The Girl With X-Ray Eyes

Mel Parsons: Drylands (Border)

13 Apr 2015

As Elsewhere mentioned in the wrap-up of this year's Womad, New Zealand artists – notably women singers – were among the highpoints. And one in particular was Mel Parsons who exuded a mature confidence, showcased some of the excellent songs from this new album and with a small band kept the attention of a large audience which could have easily drifted away to see some... > Read more

Driving Man

Larry's Rebels: I Feel Good (Frenzy)

13 Apr 2015

This weekend for Record Store Day there is a vinyl release of a Larry's Rebels collection which pulls together their r'n'b sound on one side and the later psych-pop on the other. But for those wanting a more full picture this 25 song CD collection -- subtitled The Essential Purple Flashes of Larry's Rebels 1965-1969 -- is a useful companion to some previous collections, notably the 2013... > Read more

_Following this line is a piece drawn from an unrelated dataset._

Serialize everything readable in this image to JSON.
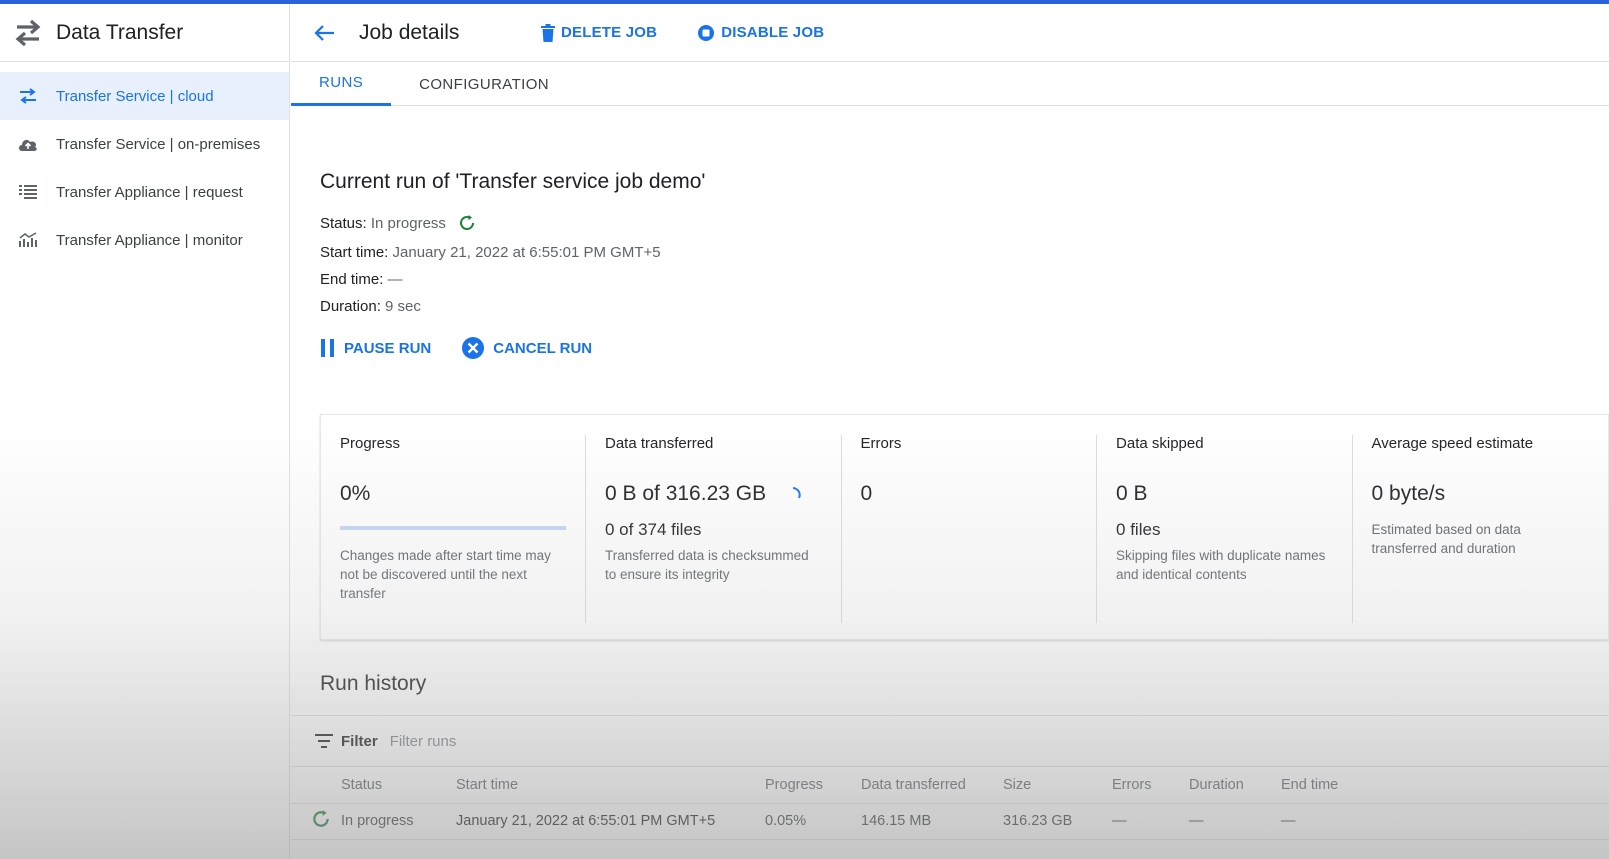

Painter Man (NZ version)

Brian Wilson: No Pier Pressure (Universal)

10 Apr 2015

As many senior Elsewhere readers or young scholars will know, Greil Marcus once famously opened his review of Bob Dylan's Self Portrait album with, "What is this shit?" So, eschewing originality, we might say that about the second song on this new album by the still-damaged but still occasionally brilliant Brian Wilson. Between the beautifully layered vocals of the brief... > Read more

The Last Song